What you are asked to do:
From the material below, list every line containing "tabs".

Data excerpts:
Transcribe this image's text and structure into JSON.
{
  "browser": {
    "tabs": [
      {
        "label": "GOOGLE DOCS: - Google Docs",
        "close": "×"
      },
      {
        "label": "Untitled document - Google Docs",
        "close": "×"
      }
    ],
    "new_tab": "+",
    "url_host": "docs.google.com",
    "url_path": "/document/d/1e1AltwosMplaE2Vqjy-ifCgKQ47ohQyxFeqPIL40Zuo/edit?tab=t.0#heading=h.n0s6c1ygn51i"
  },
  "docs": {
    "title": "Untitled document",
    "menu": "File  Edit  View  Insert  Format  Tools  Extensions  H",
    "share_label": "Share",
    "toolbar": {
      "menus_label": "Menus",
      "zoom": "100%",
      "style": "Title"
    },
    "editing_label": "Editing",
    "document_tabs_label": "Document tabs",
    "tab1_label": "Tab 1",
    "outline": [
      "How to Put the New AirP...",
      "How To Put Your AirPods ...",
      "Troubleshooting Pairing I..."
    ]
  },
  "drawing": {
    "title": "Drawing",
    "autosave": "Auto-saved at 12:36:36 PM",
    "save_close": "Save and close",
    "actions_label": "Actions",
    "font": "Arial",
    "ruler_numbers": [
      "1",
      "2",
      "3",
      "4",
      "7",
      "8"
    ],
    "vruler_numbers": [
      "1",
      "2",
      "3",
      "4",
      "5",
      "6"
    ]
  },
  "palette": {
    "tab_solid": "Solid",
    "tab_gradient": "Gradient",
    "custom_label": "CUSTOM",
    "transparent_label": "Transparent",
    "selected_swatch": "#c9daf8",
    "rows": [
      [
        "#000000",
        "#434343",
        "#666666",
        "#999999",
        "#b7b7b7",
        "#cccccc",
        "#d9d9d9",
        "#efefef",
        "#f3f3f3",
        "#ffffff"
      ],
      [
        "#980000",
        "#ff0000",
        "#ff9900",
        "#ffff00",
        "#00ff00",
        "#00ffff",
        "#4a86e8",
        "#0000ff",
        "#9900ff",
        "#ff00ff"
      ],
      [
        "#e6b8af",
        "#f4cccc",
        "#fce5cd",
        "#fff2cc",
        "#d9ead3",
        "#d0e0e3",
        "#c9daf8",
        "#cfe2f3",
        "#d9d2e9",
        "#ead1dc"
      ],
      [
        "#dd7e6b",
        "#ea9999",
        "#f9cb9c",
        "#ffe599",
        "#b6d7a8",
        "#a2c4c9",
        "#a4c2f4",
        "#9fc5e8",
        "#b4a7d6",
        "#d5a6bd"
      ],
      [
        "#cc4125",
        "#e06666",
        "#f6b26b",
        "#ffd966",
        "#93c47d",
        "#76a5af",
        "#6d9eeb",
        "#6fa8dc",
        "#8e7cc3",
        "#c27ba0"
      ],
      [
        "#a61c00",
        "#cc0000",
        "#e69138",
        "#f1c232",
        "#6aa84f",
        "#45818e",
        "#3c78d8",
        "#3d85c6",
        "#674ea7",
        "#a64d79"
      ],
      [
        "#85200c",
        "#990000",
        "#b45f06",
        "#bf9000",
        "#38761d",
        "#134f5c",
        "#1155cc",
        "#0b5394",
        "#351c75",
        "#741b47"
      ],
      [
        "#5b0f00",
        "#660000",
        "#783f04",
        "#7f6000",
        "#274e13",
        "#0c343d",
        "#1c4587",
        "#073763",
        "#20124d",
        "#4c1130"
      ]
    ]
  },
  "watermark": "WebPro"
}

Task result:
    "tabs": [
    "document_tabs_label": "Document tabs",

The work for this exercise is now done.